But, like all CAPTCHAs, bot makers have seen this as a challenge and with the advancement of machine learning and AI, they can essentially create their own tracking and search history. And the secondary tests? They’re easily beaten by cloud machine learning systems. And given that Google Cloud sells machine-learning systems, it’s entirely likely that some of their servers are creating CAPTCHAs, and others are breaking them.
The Future of CAPTCHAs
ReCAPTCHA Version 3
In the last year, Google has started to roll out reCAPTCHA Version 3. And, unfortunately, there’s not much that can be said for this, because it’s such a closely guarded secret. All that we do know is, from the minute you enter a website with reCAPTCHA Version 3 on it, you will be monitored in the background, and when you go to click ‘submit’ you’ll have already been assigned a ‘How Likely This is to be a Robot’ score.
There are no documents detailing how they work this out, and we can only hope that they are taking into account Incognito Mode, and importantly, accessibility tools. For all we know, those with a negative score may have their comment immediately archived or their form submission sent into a spam folder. And there’s no way to tell if you’ve failed.

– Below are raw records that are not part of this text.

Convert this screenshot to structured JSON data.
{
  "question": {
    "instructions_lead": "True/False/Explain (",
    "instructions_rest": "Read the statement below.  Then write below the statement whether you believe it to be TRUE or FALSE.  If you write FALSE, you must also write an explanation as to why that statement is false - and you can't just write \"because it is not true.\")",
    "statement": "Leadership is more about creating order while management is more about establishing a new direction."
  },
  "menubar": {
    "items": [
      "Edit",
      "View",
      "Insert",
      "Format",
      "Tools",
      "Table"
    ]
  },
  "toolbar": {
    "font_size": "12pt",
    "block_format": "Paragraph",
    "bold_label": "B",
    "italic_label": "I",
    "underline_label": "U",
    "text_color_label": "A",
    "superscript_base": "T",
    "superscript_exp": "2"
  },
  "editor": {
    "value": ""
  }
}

Something that Monzo Bank is doing, is a sure-fire way of ensuring you’re not a robot. Their identification checks involve you sending a picture of your ID, and thereafter sending a video of you saying a phrase. Not only is this checking you are a human, but it’s also ensuring you’re the specific human in question.
Unfortunately, as bots get more and more advanced, CAPTCHA methods will have to become more and more intrusive to establish that you are in fact human. Users will need to sacrifice more of their privacy in order to remain safe from spam and bots on the internet, and by the looks of things, it’s something we’ve got to accept.